★ ★ ★ ★ ★
I went into 1984 with an incredible bias. I was in a bad mood – against classics and particularly the shove-it-in-your-face moral style of George Orwell. This is only the second Orwell novel I have ever read. I thought maybe Animal Farm was just written for children and that’s why the morals and metaphors were so… In your face. I read the first few pages of 1984 already pissed off. I could see where he was going. Don’t trust the government. They’re spying on you. Telling you what to think with media manipulation.
Then I accidentally loved it. In another review I said that no one ever fan-girled George Orwell. I was so wrong.

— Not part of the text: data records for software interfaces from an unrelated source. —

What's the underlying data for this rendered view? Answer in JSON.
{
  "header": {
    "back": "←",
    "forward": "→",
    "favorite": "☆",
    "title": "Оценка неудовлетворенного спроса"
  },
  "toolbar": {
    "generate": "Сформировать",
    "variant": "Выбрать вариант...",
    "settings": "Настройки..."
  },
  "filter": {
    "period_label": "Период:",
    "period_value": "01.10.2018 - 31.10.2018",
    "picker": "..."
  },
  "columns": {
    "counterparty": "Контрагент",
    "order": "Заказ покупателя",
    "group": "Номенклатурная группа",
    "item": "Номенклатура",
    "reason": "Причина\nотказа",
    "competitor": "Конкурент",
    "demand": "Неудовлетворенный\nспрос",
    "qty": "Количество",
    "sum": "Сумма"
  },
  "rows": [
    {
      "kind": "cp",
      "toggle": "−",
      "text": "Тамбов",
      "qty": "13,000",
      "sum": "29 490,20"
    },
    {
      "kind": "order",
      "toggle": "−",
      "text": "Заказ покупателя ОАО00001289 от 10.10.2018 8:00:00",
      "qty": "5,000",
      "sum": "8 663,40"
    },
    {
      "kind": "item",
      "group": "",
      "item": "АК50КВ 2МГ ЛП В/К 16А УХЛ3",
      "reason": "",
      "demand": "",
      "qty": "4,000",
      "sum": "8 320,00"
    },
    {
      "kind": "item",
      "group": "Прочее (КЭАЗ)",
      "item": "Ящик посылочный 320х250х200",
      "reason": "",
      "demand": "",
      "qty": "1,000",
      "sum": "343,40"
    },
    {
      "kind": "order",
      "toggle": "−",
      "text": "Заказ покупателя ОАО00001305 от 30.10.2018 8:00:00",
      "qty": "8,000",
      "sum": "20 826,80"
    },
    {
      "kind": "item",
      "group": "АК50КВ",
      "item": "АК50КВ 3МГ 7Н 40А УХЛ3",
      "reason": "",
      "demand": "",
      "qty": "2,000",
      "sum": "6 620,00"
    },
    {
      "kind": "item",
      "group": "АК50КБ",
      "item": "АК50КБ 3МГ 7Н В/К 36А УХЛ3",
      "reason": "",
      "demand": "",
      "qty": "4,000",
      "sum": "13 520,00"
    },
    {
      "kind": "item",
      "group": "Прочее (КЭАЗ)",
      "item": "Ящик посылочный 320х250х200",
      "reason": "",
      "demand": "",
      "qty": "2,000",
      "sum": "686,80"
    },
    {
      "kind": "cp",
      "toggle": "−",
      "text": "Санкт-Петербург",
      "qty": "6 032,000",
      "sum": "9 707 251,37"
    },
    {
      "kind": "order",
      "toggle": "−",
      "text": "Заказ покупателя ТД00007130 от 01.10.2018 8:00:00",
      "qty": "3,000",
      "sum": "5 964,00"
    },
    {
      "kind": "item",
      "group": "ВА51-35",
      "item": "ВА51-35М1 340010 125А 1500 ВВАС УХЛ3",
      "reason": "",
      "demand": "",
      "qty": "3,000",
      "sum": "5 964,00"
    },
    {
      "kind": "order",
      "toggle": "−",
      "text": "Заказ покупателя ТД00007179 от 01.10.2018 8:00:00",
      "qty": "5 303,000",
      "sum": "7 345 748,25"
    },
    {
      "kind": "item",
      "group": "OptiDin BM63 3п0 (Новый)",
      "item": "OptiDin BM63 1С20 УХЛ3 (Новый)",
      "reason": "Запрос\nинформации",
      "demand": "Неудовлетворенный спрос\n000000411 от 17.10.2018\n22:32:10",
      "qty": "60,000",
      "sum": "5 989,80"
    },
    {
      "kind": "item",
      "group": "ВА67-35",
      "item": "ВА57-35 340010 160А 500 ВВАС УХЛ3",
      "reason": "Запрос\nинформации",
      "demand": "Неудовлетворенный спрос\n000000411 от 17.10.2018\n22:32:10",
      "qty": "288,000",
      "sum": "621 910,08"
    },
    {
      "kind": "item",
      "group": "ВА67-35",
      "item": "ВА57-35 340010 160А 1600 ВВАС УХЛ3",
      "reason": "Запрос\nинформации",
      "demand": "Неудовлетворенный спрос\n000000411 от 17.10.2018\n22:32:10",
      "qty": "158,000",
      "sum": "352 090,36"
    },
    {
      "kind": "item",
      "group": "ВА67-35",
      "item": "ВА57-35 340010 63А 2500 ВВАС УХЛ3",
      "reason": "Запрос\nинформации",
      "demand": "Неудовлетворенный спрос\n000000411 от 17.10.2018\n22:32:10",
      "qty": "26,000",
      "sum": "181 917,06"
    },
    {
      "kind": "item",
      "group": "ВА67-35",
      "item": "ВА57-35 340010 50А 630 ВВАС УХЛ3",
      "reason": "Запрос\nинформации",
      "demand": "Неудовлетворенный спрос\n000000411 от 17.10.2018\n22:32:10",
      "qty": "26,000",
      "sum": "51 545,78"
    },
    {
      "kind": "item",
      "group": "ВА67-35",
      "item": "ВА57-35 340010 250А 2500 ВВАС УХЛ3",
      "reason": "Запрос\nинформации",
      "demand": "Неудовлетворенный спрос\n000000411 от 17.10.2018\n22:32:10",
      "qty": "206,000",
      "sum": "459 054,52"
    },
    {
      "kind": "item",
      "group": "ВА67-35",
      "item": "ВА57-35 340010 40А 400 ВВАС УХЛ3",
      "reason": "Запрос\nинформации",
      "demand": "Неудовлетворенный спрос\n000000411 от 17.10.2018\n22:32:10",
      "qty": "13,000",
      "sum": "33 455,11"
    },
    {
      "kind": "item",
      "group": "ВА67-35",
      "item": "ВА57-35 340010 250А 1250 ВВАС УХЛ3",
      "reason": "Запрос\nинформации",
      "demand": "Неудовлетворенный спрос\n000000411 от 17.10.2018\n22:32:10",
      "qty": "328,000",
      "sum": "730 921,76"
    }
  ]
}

Once you get past the morals, and the sense of impending doom that ol’ mate Orwell is trying to stress, you can enjoy the story behind it. I enjoyed his made up words ‘newspeak’, ‘thoughtcrime’, ‘doublethink’, it’s amazing how so many of these things are still so relatable today. Either Orwell is a psychic or we really haven’t progressed much as a society.

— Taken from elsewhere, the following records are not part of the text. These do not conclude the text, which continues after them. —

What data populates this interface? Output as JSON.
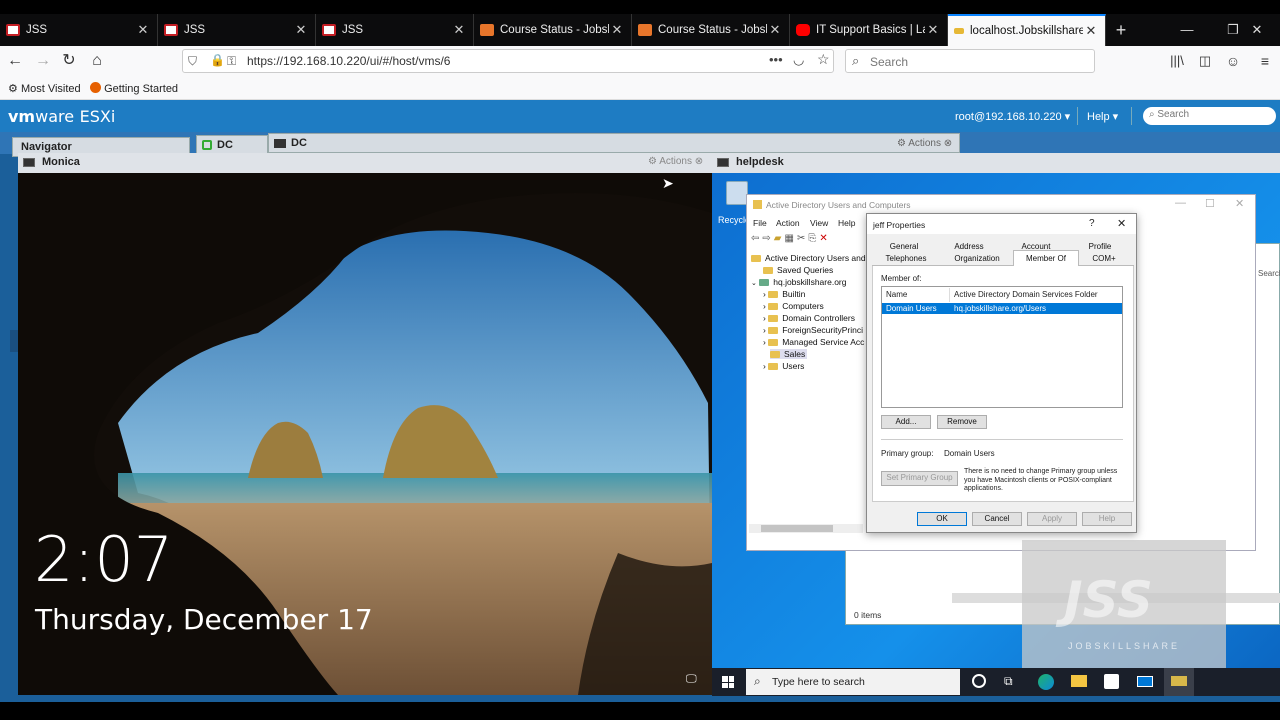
{
  "browser": {
    "tabs": [
      {
        "title": "JSS",
        "color": "#c41e24"
      },
      {
        "title": "JSS",
        "color": "#c41e24"
      },
      {
        "title": "JSS",
        "color": "#c41e24"
      },
      {
        "title": "Course Status - Jobskills",
        "color": "#e8762b"
      },
      {
        "title": "Course Status - Jobskills",
        "color": "#e8762b"
      },
      {
        "title": "IT Support Basics | Lab C",
        "color": "#ff0000"
      },
      {
        "title": "localhost.Jobskillshare.la",
        "color": "#e6b836"
      }
    ],
    "url": "https://192.168.10.220/ui/#/host/vms/6",
    "search_placeholder": "Search",
    "bookmarks": [
      "Most Visited",
      "Getting Started"
    ]
  },
  "esxi": {
    "logo_vm": "vm",
    "logo_ware": "ware",
    "logo_product": "ESXi",
    "user": "root@192.168.10.220",
    "help": "Help",
    "search_placeholder": "Search",
    "tabs": [
      "Navigator",
      "DC",
      "DC"
    ],
    "actions": "Actions"
  },
  "monica": {
    "title": "Monica",
    "actions": "Actions",
    "time": "2:07",
    "date": "Thursday, December 17"
  },
  "helpdesk": {
    "title": "helpdesk",
    "recycle": "Recycle",
    "aduc": {
      "title": "Active Directory Users and Computers",
      "menu": [
        "File",
        "Action",
        "View",
        "Help"
      ],
      "tree_root": "Active Directory Users and C",
      "tree": [
        {
          "label": "Saved Queries",
          "indent": 1
        },
        {
          "label": "hq.jobskillshare.org",
          "indent": 1
        },
        {
          "label": "Builtin",
          "indent": 2
        },
        {
          "label": "Computers",
          "indent": 2
        },
        {
          "label": "Domain Controllers",
          "indent": 2
        },
        {
          "label": "ForeignSecurityPrinci",
          "indent": 2
        },
        {
          "label": "Managed Service Acc",
          "indent": 2
        },
        {
          "label": "Sales",
          "indent": 2
        },
        {
          "label": "Users",
          "indent": 2
        }
      ],
      "items_count": "0 items",
      "search_hint": "Search"
    },
    "dialog": {
      "title": "jeff Properties",
      "help_glyph": "?",
      "tabs_row1": [
        "General",
        "Address",
        "Account",
        "Profile"
      ],
      "tabs_row2": [
        "Telephones",
        "Organization",
        "Member Of",
        "COM+"
      ],
      "member_of_label": "Member of:",
      "col_name": "Name",
      "col_folder": "Active Directory Domain Services Folder",
      "row_name": "Domain Users",
      "row_folder": "hq.jobskillshare.org/Users",
      "add": "Add...",
      "remove": "Remove",
      "primary_group_label": "Primary group:",
      "primary_group_value": "Domain Users",
      "set_primary": "Set Primary Group",
      "note": "There is no need to change Primary group unless you have Macintosh clients or POSIX-compliant applications.",
      "ok": "OK",
      "cancel": "Cancel",
      "apply": "Apply",
      "help": "Help"
    },
    "taskbar_search": "Type here to search",
    "watermark": "JSS",
    "watermark_sub": "JOBSKILLSHARE"
  }
}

I especially loved the scene where our protagonist, Winston Smith, was talking to his friend who was proud of the fact that he was helping to decrease the English language: “it’s a beautiful thing, the destruction of words.” It’s almost like Orwell foresaw the degrading of language with the introduction of technology.
After all, what justification is there for a word which is simply the opposite of some other word? A word contains its opposite in itself. Take “good”, for instance. If you have a word like “good”, what need is there for a word like “bad”? “Ungood” will do just a well–better, because it’s an exact opposite, which the other is not. Or again, if you want a stronger version of “good”, what sense is there in having a whole string of vague useless words like “excellent” and “splendid” and all the rest of them? “Plusgood” covers the meaning; or “doubleplusgood” if you want something stronger still.

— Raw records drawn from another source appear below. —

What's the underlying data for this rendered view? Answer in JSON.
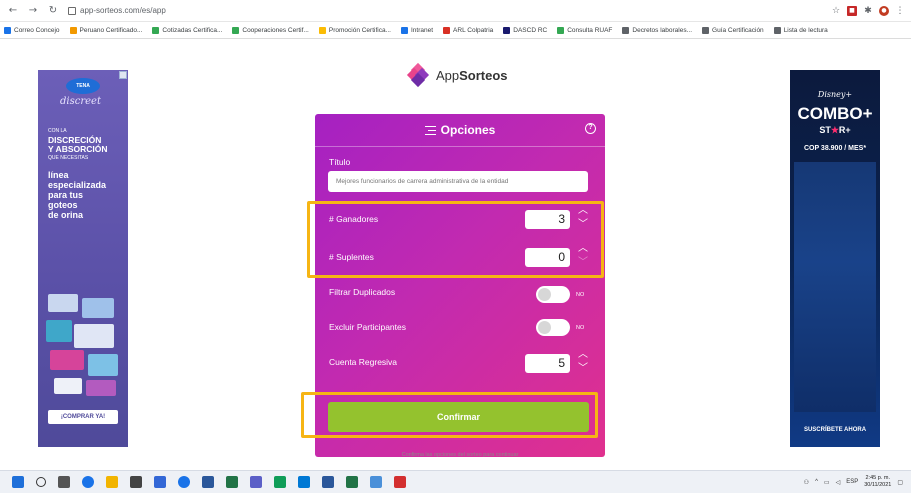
{
  "browser": {
    "url": "app-sorteos.com/es/app",
    "bookmarks": [
      {
        "label": "Correo Concejo",
        "color": "#1a73e8"
      },
      {
        "label": "Peruano Certificado...",
        "color": "#f29900"
      },
      {
        "label": "Cotizadas Certifica...",
        "color": "#34a853"
      },
      {
        "label": "Cooperaciones Certif...",
        "color": "#34a853"
      },
      {
        "label": "Promoción Certifica...",
        "color": "#fbbc04"
      },
      {
        "label": "Intranet",
        "color": "#1a73e8"
      },
      {
        "label": "ARL Colpatria",
        "color": "#d93025"
      },
      {
        "label": "DASCD RC",
        "color": "#1a1a6e"
      },
      {
        "label": "Consulta RUAF",
        "color": "#34a853"
      },
      {
        "label": "Decretos laborales...",
        "color": "#5f6368"
      },
      {
        "label": "Guía Certificación",
        "color": "#5f6368"
      },
      {
        "label": "Lista de lectura",
        "color": "#5f6368"
      }
    ]
  },
  "ads": {
    "left": {
      "brand": "TENA",
      "script": "discreet",
      "line1": "CON LA",
      "line2": "DISCRECIÓN",
      "line3": "Y ABSORCIÓN",
      "line4": "QUE NECESITAS",
      "line5": "línea",
      "line6": "especializada",
      "line7": "para tus",
      "line8": "goteos",
      "line9": "de orina",
      "cta": "¡COMPRAR YA!"
    },
    "right": {
      "brand": "Disney+",
      "combo": "COMBO+",
      "star_prefix": "ST",
      "star_glyph": "★",
      "star_suffix": "R+",
      "price": "COP 38.900 / MES*",
      "cta": "SUSCRÍBETE AHORA"
    }
  },
  "app": {
    "logo_prefix": "App",
    "logo_suffix": "Sorteos",
    "header": "Opciones",
    "title_label": "Título",
    "title_value": "Mejores funcionarios de carrera administrativa de la entidad",
    "winners_label": "# Ganadores",
    "winners_value": "3",
    "substitutes_label": "# Suplentes",
    "substitutes_value": "0",
    "filter_duplicates_label": "Filtrar Duplicados",
    "filter_duplicates_state": "NO",
    "exclude_participants_label": "Excluir Participantes",
    "exclude_participants_state": "NO",
    "countdown_label": "Cuenta Regresiva",
    "countdown_value": "5",
    "confirm_label": "Confirmar",
    "footer_note": "Confirma las opciones del sorteo para continuar"
  },
  "taskbar": {
    "clock_time": "2:45 p. m.",
    "clock_date": "30/11/2021",
    "lang": "ESP"
  },
  "colors": {
    "card_start": "#a521c2",
    "card_end": "#e0308e",
    "confirm": "#94c22e",
    "highlight": "#f6b514"
  }
}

I don’t know if it is just me, but he seems to be making fun of Americans in some scenes. American’s give the rest of the world the impression, above anything, of their patriotism and constitutional rights. The masses in 1984– though set in what used to be Great Britain – sounds very American when they repeat the party’s slogans to attain for all manner of faults.
‘All that was required of them was a primitive patriotism which could be appealed to whenever it was necessary to make them accept longer working-hours or shorter rations.’
Giving them a patriotic slogans to spout, hides the flaws in all the logic. Maybe it was just me drawing parallels to the whole American premise of a ‘right to bear arms’ despite that guns are weapons designed to kill – logic. Patriotism to a fault.
I found all of the party’s tricks and tactics for an agreeable public so interesting. Imagine deleting a word like “freedom” from someone’s vocabulary. How would they know they didn’t have it, if the word had never existed? Dammit I could feel Orwell trying to make me think during the entire novel. I said to him, I said “Orwell. Man. Can’t I just enjoy a frigging book without having to think about the philosophical anomalies behind it?” He politely told me there was no way in hell I could just ‘enjoy’ 1984, that that was now how he ran his ship. I really had no choice. Stop reading my new favourite classic (sorry Slaughterhouse five), or start to fear just how close Big Brother was looking into my internet search history… What a classic. What a phenomenal dystopian. What a doubleplusgood read.
★ ★ ★ ★ ★